How does Paragard work?
The ParaGard IUD is a small, T-shaped device that is placed in the uterus to provide protection against pregnancy. The device was manufactured by Teva Pharmaceutical Industries until 2017; it is now manufactured by CooperSurgical. The manufacturers of the copper IUD promote it as a hormone-free alternative option for women who may have experienced side effects when using hormonal birth control. Instead of using hormones as the active agent, the device is made from polyethylene (plastic) that is in the shape of a “T” and wrapped in copper. The copper acts as the ingredient that prevents pregnancies. According to the product’s label, ParaGard IUDs are indicated for intrauterine contraception for up to 10 years.
Women across the country who were implanted with ParaGard IUD’s have filed individual lawsuits alleging that the ParaGard IUDs are defective and can break when the device is removed. Women who experience breakage of the IUD may suffer from any of the following complications:
- Piece of the IUD becomes embedded in the uterus
- Invasive surgeries to remove the broken IUD
- Hysteroscopy and Hysterectomy procedures
- Perforation of the uterus
- Migration of the broken piece of the IUD
- Reproductive health concerns
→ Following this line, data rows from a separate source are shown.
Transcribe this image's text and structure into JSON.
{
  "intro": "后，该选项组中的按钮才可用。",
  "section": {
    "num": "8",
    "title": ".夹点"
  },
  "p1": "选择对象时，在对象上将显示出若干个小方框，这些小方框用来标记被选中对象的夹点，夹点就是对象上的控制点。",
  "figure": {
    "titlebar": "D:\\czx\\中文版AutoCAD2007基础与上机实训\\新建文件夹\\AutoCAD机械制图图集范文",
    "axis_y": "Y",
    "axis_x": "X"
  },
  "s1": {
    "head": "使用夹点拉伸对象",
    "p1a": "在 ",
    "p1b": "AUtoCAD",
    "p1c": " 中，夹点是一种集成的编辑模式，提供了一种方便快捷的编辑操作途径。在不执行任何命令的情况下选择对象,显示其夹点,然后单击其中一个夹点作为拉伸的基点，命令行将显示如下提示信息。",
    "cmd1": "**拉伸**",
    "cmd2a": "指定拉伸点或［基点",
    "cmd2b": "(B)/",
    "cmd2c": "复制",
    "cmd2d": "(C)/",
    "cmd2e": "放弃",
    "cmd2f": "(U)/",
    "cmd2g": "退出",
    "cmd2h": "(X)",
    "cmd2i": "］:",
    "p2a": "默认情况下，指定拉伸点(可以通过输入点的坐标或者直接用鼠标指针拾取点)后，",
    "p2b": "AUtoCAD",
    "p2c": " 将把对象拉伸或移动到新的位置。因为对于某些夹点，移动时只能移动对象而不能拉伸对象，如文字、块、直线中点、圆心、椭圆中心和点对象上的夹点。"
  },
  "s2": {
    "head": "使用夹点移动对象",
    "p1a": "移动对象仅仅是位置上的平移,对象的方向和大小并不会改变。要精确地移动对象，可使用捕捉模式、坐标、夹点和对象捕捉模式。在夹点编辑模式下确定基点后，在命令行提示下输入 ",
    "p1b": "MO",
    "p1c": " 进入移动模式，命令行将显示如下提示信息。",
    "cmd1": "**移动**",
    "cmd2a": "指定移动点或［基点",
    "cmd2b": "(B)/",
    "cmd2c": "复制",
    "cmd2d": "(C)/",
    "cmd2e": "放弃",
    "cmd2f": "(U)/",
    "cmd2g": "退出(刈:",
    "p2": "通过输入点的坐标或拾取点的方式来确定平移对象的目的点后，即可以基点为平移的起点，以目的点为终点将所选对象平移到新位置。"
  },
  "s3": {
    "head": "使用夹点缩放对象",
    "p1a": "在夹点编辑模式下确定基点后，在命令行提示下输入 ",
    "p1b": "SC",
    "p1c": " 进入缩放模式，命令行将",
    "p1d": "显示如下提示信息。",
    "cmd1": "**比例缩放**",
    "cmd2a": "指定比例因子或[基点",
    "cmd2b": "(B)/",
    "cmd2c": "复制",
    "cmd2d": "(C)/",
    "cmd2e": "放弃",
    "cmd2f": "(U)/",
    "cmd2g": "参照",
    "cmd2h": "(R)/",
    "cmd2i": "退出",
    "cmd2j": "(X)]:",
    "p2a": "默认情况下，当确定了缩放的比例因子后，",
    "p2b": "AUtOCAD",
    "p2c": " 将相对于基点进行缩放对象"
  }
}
Reports indicate that more than 1,600 complaints of breakage have been reported to the FDA since 2010. Women who have filed individual lawsuits after experiencing breakage of their copper IUDs allege that the ParaGard IUDs are defectively designed, and that the manufacturer failed to warn women and their doctors that the nonhormonal IUD may break during removal.